Feeling Fit – October 17, 2015

I went to a Catholic elementary school and I remember Sister Sylvester telling me that if I wanted to know the difference between right and wrong, all I need do is ask myself if I would do it or say it in front of my mother. Needless to say, she made an impression, and that advice kept me out of trouble for a long time. (It’s a wonder I ever had three children!)
As time has gone on I’ve come to see many things in this world that I identify as wrong or immoral. The marketing of deadly cigarettes to minors is just one example.
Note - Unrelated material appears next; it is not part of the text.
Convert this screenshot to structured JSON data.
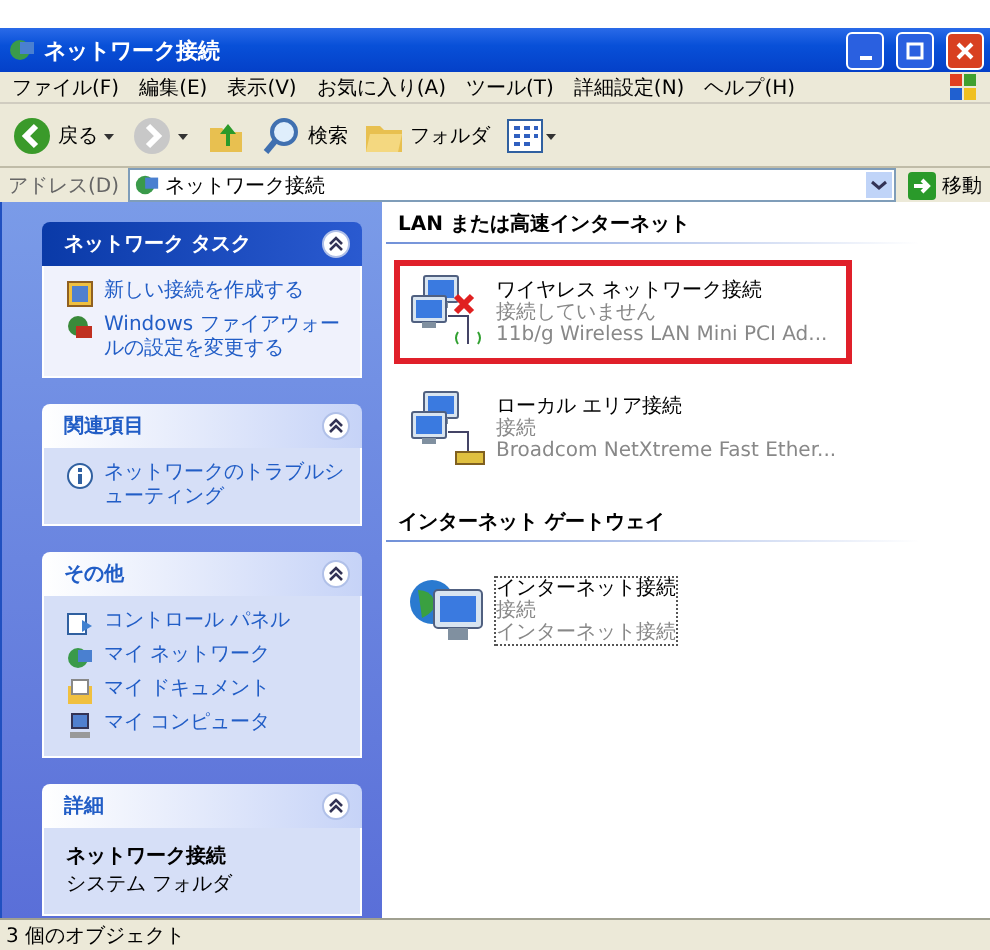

I want to say something or propose a solution, but whatever I say, there will be opposition, especially if it involves people’s livelihood.

Change only happens when you win over hearts and you come to a tipping point. That’s not an easy thing to achieve. People resist change, human nature being what it is. It took gay rights advocates decades of advocacy to get where they are today.

I thought Pope Francis’s recent visit to the U.S. and his advocacy for the poor was inspiring, I only wish more people were like him, striving for humility and teaching by example. Unfortunately, a personage like the Pope is a rarity.

I’m a realist. I understand why our country’s founders worried about self-government. People can’t be trusted to just do what is right. It’s why we have a system of checks and balances and the separation of power in government.

In the field of medicine, profit should never be the motive in treating patients. That would be wrong. Yet, I know we would never make any progress in improving medicine if there were not some profit incentive in the healthcare system. I would not begrudge my oncologist a penny, provided that he or she was recommending a course of treatment that was necessary. I do, however, take exception to the inexplicably high prices of life-saving drugs.

The most egregious case recently was Turing Pharmaceutical’s purchase of the drug Daraprim, the only medication for treating toxoplasmosis, an infection that can cause birth defects. It’s a drug also used in combination with other drugs for HIV infections, cancer and malaria. Turing purchased the decades old drug and increased the price from $13.5 to $750 a tablet – a 5000 percent increase! Not surprisingly, it turns out that Turing’s CEO, Martin Shkreli, is a former hedge-fund manager. Greed like this makes me want to bring back tar and feathers. It’s just plainly wrong.
This month is breast cancer awareness month. It goes without saying that I am very sympathetic to women who have breast cancer or any cancer, for that matter. It seems to me, however, that corporate support of breast cancer awareness is over the top. Pink is everywhere in the month of October. You have to ask why the campaign so successful?

Breast cancer advocates should be congratulated for coming up with such a blockbuster idea to raise awareness. Enlisting corporate sponsors is both profitable and effective. For the corporate sponsor, being a supporter and putting a pink ribbon on something you’re selling helps sell the product. Corporations are not being altruistic when it comes to supporting breast cancer, they are acting in their own self-interest and marketing to a powerful consumer group – women.

I am getting ready for the SW Florida Lung Cancer 5K Run/Walk and Mile of Memories walk scheduled for Charlotte Sports Park on November 7th. I am hoping we are going to have a record-breaking crowd attending the event, but I expect to be disappointed.

For years I dreamed of filling the 5,000 seat stadium with lung cancer supporters. Every year I despair that we get a turnout of less than 1000 people. The Susan G. Komen Race for the Cure at Coconut Point attracts nearly 10,000 runners and walkers and raises $1 million annually in funding.

Lung cancer kills roughly 35,000 Floridians every year. In Charlotte County alone it is estimated that we lost 460 people to lung cancer last year. Victims of lung cancer are fighting for their life; they are not available to serve on a fundraising committee or walk or run in a race. They are certainly not a consumer group that has much marketing merit for corporate sponsors.
I haven’t found a way light a fire under people. But I know the difference between right and wrong and I know that advocating for lung cancer, the leading cause of cancer death, is right, even if it is not popular.

 

Thomas E Cappiello is an eight year lung-cancer survivor and founder and president of The Lung Cancer Research Council, Inc., a non-profit charity dedicated to promoting lung cancer awareness, screening and early detection. Write to him at tcappiello@np.zypha.com or visit www.lungcancerresearchcouncil.org